> _Exercise objective_: Read the entries below and pull out each line with the string "emoji".

> _Entries provided_:
--------------------------------

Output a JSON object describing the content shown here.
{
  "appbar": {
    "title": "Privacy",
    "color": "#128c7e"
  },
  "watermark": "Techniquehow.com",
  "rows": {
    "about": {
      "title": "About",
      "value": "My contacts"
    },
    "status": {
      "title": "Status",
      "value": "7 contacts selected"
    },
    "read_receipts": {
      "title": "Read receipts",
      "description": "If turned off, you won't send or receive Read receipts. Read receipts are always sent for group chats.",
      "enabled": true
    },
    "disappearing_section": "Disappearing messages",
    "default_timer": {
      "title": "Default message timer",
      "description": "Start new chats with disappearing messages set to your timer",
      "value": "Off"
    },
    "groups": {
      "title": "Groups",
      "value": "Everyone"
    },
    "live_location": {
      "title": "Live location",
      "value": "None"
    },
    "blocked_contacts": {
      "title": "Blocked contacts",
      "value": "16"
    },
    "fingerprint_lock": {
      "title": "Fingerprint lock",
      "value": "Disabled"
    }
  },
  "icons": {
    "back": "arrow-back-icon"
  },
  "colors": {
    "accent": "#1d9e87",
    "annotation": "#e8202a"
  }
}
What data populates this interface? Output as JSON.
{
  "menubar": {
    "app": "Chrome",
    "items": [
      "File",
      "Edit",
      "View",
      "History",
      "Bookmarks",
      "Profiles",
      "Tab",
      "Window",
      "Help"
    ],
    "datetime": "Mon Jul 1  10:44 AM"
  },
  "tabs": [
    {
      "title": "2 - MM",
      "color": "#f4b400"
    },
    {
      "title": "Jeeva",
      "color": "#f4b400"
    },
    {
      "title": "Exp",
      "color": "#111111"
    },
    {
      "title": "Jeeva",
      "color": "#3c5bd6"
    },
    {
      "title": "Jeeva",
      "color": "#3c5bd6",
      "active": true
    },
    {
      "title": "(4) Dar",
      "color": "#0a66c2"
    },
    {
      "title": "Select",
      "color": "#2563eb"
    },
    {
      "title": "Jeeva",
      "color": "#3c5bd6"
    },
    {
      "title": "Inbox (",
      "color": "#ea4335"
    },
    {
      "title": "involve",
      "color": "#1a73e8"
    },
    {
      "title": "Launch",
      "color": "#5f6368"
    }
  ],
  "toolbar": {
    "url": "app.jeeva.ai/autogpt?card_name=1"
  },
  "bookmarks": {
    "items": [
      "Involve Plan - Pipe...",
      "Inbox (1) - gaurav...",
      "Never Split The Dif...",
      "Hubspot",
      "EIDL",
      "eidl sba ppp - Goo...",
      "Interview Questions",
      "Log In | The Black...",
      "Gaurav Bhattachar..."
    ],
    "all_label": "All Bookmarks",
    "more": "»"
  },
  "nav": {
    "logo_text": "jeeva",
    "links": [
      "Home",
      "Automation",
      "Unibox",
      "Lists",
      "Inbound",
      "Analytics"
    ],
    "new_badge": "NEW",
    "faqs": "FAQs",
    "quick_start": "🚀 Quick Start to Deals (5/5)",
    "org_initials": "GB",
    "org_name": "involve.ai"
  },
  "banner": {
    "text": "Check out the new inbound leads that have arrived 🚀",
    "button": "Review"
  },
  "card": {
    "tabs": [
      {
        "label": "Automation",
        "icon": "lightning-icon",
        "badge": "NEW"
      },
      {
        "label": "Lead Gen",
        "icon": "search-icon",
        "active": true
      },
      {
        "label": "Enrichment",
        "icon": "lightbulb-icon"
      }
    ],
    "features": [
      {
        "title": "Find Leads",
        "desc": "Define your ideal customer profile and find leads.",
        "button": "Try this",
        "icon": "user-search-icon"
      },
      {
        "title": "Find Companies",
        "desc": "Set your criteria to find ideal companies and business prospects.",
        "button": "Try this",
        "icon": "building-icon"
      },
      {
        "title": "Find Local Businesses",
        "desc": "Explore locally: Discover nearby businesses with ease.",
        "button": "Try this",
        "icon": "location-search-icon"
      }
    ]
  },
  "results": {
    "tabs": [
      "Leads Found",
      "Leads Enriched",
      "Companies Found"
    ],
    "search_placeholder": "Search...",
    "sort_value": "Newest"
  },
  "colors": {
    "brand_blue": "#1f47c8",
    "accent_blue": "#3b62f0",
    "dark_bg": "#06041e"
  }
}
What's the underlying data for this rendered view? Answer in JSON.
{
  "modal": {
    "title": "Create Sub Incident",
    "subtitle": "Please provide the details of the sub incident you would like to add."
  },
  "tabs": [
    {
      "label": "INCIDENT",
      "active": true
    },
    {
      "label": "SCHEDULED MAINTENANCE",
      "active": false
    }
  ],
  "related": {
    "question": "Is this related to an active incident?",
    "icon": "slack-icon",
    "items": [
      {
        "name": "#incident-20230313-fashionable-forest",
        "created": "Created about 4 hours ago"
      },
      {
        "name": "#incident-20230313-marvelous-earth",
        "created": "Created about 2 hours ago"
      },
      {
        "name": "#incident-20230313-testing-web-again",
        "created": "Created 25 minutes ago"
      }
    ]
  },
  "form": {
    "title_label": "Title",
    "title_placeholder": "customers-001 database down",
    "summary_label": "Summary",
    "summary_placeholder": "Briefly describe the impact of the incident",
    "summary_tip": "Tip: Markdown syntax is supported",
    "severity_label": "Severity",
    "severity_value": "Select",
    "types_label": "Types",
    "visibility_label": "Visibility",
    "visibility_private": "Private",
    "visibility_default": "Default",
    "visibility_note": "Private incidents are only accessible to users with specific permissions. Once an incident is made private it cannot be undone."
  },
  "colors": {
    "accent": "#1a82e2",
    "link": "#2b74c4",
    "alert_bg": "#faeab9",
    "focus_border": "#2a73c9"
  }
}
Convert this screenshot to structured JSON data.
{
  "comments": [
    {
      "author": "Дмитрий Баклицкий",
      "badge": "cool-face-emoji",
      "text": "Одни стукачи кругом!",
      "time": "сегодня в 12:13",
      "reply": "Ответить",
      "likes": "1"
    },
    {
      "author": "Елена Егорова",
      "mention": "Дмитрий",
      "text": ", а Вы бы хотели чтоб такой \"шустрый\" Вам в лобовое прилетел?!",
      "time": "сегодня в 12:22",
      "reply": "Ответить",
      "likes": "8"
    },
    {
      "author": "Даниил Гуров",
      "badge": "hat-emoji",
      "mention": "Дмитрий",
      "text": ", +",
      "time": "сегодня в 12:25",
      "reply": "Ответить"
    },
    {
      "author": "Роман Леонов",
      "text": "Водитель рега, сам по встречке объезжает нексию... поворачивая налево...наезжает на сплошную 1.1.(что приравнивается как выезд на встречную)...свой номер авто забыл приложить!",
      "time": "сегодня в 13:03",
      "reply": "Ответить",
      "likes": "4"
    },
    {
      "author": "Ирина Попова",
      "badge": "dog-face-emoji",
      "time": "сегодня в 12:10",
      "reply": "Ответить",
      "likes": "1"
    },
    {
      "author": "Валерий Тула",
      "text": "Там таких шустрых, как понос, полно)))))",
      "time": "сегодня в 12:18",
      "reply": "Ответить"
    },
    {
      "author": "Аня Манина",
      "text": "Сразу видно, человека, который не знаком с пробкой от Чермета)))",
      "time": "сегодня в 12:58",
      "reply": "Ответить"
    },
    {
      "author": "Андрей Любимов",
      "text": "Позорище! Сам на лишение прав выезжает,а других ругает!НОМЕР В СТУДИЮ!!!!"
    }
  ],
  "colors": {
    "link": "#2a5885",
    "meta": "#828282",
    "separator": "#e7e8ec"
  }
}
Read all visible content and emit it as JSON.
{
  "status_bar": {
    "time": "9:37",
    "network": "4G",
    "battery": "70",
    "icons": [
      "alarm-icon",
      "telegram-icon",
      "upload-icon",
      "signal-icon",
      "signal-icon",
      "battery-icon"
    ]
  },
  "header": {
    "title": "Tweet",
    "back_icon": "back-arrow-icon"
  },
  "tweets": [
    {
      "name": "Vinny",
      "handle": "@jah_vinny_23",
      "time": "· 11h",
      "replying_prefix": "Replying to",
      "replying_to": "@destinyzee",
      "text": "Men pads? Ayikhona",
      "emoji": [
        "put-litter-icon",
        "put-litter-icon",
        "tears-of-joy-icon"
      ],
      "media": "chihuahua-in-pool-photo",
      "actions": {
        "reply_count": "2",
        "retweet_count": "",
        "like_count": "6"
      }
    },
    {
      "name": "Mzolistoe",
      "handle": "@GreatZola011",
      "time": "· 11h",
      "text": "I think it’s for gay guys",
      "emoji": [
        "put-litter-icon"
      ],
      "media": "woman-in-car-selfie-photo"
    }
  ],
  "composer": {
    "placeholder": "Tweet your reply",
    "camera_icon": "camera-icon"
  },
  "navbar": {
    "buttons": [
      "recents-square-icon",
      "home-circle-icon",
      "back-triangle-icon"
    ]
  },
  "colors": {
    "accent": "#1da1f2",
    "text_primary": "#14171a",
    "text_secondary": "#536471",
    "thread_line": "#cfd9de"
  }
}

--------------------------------

> _The answer_:
      "badge": "cool-face-emoji",
      "badge": "hat-emoji",
      "badge": "dog-face-emoji",
      "emoji": [
      "emoji": [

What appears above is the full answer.